There was one interesting thing that I noticed in the book. Arthur Clarke makes predictions on how the futuristic technologies in the early and middle twenty first century will look like, in the story. As the novel was written in the early 1950s, he was looking fifty years ahead. The big predictions were grand – stuff like there won’t be regular cars but there will be flying cars etc., the kind of stuff which is the staple of science fiction. On the small stuff, he doesn’t really make predictions. At around the year 2030 in the story, one of the characters carries a camera with a lot of photographic film. One character has a library at home with bookshelves filled with rows and rows of traditional paper books. It is amazing how science fiction writers and futurists got all the small stuff wrong, while their big predictions still feels futuristic. No one predicted the arrival of the computer in every home, or the internet, or the smartphone, which is so ubiquitous these days. Even stuff like the digital camera and digital books. If we can travel back to the ’50s and show the people of that time, a Kindle or a digital camera, it looks like people will be amazed. Probably even Arthur C.Clarke. It just shows how predicting the future is a difficult business. The big things almost never happen and if they happen it is suddenly out of the blue. While the small changes, developments and progress keep happening and we miss it – it is like the world changed while we were sleeping!

I loved ‘Childhood’s End‘. I have read two Arthur Clarke novels before – ‘Rendezvous with Rama‘ and ‘2001 : A Space Odyssey‘ – and I can say now that ‘Childhood’s End‘ is my most favourite out of the three. I have heard science fiction fans say that Clarke focuses on current technology and pushes the envelope a bit and shows us what happens then, and though there are some aspects of that in this book, I think that it is very different from that traditional Clarke book.

I will leave you with two of my favourite passages from the book.

“There were some things that only time could cure. Evil men could be destroyed, but nothing could be done with good men who were deluded.”

“An earlier age would have regarded Professor Sullivan as an expensive luxury. His operations cost as much as a small war : indeed, he would be likened to a general conducting a perpetual campaign against an enemy who never relaxed. Professor Sullivan’s enemy was the sea, and it fought him with weapons of cold and darkness – and, above all, pressure. In his turn, he countered his adversary with intelligence and engineering skill. He had won many victories but the sea was patient : it could wait. One day, Sullivan knew, he would make a mistake. Atleast he had the consolation of knowing that he could never drown. It would be far too quick for that.”

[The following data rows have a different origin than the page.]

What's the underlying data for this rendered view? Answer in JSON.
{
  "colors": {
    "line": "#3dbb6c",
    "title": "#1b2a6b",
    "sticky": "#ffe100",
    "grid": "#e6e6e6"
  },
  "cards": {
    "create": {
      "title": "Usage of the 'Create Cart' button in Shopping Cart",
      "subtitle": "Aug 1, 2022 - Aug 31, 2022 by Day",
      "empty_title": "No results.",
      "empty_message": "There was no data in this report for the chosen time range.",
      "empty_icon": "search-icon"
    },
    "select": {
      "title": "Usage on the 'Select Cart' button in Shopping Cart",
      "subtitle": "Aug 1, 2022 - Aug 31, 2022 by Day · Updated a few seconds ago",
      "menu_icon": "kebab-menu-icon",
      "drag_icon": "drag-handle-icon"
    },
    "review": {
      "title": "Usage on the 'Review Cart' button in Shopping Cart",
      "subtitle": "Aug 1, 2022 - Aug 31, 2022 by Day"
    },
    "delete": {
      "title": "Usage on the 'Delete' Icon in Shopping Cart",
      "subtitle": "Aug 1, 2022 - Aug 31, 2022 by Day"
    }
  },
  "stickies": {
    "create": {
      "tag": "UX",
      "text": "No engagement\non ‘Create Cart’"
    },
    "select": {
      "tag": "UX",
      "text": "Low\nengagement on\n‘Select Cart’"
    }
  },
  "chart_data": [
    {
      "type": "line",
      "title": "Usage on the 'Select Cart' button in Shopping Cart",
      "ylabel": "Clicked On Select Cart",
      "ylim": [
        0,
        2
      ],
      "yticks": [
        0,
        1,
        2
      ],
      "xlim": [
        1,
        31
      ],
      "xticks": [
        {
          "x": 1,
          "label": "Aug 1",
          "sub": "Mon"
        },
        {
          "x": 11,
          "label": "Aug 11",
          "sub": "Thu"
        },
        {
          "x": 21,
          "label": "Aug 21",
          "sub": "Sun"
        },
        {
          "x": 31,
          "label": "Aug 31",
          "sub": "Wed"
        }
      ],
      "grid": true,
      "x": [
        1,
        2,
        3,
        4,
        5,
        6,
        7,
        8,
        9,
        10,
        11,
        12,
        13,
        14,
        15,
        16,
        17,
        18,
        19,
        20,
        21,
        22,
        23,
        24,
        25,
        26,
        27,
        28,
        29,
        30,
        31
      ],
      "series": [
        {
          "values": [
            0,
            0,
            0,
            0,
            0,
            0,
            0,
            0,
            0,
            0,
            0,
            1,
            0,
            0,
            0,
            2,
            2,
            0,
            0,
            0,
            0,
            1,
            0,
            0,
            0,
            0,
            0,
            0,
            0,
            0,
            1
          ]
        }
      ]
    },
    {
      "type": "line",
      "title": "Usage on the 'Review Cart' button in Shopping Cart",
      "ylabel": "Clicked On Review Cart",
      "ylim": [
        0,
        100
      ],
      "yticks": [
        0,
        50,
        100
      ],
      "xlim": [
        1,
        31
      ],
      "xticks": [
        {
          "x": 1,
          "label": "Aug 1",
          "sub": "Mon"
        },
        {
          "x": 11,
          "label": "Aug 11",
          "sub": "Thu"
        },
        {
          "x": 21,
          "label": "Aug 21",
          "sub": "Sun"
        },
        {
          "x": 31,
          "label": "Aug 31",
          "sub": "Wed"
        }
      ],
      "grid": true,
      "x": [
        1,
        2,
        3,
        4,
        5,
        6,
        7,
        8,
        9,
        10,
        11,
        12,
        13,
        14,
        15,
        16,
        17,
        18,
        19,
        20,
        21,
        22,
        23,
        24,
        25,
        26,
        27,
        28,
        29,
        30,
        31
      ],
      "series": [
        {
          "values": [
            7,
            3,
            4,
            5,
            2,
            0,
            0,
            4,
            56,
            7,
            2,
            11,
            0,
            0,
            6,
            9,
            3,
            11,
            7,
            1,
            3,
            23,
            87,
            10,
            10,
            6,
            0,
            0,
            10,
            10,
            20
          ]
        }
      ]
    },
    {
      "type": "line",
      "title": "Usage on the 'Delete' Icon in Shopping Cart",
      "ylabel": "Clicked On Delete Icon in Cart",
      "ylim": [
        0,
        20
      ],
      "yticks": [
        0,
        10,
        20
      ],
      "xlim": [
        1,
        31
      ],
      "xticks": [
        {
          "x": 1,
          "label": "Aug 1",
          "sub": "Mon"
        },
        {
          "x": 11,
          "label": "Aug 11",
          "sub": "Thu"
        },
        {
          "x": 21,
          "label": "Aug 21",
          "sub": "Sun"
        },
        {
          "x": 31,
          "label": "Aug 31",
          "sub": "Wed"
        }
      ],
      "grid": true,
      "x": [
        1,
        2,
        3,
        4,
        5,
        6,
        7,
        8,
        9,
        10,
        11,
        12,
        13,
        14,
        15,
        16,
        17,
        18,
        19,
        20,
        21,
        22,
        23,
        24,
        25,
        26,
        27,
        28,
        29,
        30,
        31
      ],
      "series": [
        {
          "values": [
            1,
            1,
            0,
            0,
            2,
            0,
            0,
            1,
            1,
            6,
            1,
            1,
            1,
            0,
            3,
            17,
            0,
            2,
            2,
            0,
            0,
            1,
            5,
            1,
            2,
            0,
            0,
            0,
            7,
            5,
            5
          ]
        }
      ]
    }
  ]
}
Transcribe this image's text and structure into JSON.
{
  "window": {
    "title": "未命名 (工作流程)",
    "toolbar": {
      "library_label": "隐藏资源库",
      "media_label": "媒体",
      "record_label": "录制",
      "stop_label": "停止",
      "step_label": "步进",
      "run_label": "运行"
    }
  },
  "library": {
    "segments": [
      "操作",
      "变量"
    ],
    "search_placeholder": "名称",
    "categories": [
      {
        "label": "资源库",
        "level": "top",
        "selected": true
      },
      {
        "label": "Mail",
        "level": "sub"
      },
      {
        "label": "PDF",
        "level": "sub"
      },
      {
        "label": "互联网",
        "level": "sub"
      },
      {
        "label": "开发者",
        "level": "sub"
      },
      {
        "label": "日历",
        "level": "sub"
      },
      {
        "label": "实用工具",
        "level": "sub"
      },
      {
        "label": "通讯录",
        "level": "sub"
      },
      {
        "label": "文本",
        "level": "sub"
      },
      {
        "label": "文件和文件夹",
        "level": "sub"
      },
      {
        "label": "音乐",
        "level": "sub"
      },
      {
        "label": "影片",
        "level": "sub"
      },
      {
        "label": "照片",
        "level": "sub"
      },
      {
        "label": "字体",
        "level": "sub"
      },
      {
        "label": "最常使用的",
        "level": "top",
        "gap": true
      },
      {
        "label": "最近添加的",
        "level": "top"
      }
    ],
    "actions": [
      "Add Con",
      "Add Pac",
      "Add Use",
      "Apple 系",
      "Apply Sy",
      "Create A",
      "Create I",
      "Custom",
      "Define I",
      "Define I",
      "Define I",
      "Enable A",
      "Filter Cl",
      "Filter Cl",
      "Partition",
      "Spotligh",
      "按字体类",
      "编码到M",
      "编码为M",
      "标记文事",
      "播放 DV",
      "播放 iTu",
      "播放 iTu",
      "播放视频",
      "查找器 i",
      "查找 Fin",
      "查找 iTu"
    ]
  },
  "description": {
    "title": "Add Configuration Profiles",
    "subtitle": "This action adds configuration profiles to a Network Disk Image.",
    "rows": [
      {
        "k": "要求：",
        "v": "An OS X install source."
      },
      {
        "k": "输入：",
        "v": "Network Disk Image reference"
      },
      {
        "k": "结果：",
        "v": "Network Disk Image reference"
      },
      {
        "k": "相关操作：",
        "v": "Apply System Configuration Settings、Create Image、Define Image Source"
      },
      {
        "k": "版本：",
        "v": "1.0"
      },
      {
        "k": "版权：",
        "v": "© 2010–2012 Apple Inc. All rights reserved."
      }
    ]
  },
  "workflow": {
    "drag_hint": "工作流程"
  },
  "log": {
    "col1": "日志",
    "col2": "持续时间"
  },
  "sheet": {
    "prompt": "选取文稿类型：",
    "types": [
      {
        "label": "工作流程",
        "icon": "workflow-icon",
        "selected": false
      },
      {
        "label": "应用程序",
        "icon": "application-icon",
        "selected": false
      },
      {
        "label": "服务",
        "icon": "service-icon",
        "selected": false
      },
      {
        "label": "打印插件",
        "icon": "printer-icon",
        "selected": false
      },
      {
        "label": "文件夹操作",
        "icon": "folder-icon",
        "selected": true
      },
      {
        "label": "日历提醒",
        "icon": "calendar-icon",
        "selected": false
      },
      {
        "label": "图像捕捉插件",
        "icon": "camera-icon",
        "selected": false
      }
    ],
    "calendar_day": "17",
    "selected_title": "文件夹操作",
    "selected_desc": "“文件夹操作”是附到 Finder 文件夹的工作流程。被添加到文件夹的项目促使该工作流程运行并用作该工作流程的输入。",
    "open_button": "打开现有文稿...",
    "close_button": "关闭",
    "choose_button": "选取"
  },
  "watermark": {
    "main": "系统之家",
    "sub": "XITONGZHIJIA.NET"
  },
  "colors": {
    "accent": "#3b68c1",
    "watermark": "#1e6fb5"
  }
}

Have you read ‘Childhood’s End‘? What do you think about it? Which is your favourite Arthur C. Clarke book?

Advertisements

Read Full Post »